**** Task inputs

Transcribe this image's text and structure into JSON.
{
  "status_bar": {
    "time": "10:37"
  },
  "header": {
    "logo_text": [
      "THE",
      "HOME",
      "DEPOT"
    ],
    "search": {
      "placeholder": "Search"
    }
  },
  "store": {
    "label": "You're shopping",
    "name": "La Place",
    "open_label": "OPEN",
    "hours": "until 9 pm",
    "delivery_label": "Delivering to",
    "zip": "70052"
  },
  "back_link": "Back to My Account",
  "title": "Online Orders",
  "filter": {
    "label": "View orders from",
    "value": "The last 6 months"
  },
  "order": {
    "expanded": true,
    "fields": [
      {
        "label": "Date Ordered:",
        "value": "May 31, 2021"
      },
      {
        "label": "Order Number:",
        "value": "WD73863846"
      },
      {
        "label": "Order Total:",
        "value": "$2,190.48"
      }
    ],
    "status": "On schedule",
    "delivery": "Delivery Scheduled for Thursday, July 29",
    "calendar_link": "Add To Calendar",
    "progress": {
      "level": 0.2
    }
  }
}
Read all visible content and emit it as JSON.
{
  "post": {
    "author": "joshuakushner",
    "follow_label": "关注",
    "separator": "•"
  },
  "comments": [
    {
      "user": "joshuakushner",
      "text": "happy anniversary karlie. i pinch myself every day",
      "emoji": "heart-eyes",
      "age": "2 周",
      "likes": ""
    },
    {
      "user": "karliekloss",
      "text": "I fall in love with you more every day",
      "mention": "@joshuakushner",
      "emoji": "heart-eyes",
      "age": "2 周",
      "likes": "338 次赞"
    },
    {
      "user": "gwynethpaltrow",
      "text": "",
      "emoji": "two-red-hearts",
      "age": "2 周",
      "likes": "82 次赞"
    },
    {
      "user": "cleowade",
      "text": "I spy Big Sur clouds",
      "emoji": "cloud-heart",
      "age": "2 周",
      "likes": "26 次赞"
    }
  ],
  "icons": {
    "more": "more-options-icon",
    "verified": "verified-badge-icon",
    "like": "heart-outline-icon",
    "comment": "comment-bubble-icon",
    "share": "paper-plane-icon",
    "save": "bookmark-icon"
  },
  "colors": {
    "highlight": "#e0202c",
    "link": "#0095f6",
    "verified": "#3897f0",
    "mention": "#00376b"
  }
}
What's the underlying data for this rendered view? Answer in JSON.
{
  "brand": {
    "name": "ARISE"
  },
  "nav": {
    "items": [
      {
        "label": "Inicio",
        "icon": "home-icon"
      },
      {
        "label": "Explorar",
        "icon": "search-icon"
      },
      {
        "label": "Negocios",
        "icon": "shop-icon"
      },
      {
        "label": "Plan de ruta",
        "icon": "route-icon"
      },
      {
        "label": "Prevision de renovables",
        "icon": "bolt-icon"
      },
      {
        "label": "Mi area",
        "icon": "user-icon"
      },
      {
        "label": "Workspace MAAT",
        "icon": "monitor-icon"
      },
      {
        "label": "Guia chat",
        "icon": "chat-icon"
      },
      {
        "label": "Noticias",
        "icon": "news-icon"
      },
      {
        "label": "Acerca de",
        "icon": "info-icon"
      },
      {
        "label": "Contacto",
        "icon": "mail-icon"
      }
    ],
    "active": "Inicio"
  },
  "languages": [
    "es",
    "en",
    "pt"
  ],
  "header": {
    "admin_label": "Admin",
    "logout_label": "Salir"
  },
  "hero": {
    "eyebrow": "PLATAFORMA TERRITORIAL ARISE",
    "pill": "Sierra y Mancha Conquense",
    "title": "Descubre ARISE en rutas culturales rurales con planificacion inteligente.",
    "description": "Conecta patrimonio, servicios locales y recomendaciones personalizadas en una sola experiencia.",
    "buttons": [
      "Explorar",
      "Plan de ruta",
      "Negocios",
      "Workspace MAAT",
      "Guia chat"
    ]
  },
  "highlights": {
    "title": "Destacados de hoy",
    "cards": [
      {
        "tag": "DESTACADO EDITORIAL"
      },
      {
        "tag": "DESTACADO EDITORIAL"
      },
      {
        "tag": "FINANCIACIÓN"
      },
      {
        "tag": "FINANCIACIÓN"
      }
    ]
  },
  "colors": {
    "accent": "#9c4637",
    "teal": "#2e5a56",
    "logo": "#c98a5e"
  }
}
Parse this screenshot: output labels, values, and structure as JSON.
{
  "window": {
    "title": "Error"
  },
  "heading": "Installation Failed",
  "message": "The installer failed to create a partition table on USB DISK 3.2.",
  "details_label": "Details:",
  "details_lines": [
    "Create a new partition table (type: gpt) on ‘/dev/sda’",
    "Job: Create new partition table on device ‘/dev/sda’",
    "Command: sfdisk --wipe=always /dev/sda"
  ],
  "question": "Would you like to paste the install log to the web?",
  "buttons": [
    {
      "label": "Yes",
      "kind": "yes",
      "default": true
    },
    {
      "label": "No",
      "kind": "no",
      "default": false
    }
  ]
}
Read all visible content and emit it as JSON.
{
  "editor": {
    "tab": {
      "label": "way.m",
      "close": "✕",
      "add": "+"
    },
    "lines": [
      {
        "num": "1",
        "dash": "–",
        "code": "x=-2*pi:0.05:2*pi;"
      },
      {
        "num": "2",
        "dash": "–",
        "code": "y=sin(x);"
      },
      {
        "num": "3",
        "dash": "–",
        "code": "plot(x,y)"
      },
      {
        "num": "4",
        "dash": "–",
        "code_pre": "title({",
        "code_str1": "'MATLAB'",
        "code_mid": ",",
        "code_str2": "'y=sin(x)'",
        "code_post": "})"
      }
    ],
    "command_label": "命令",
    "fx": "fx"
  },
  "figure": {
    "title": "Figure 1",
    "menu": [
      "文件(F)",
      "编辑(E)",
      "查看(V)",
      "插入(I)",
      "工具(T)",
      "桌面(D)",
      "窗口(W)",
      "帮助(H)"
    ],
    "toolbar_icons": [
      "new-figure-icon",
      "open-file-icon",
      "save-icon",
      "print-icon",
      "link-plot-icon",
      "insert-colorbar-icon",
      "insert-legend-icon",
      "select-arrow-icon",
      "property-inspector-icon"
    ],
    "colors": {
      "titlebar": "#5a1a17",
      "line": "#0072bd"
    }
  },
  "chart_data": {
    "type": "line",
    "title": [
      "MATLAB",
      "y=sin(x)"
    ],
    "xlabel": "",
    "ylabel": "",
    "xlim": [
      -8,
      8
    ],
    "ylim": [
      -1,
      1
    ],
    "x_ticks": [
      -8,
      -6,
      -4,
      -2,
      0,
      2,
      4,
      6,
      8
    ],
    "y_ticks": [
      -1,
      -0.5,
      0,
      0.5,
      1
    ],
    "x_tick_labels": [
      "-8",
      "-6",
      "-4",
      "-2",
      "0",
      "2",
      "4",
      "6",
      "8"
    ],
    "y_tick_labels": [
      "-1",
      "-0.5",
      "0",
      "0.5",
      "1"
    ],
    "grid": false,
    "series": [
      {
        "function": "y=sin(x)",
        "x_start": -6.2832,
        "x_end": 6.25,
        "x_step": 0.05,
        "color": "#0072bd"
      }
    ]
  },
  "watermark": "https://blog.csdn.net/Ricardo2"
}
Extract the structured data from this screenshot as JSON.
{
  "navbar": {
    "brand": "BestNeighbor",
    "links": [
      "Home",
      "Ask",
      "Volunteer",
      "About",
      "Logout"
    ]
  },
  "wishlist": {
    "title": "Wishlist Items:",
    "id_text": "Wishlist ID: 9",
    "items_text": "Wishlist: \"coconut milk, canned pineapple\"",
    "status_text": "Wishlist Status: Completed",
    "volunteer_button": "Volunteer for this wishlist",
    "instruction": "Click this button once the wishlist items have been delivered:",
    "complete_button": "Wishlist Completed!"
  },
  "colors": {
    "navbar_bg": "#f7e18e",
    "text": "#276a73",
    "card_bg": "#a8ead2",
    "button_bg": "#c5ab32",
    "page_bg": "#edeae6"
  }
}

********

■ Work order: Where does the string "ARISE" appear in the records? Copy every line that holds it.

■ Exercise response:
    "name": "ARISE"
    "eyebrow": "PLATAFORMA TERRITORIAL ARISE",
    "title": "Descubre ARISE en rutas culturales rurales con planificacion inteligente.",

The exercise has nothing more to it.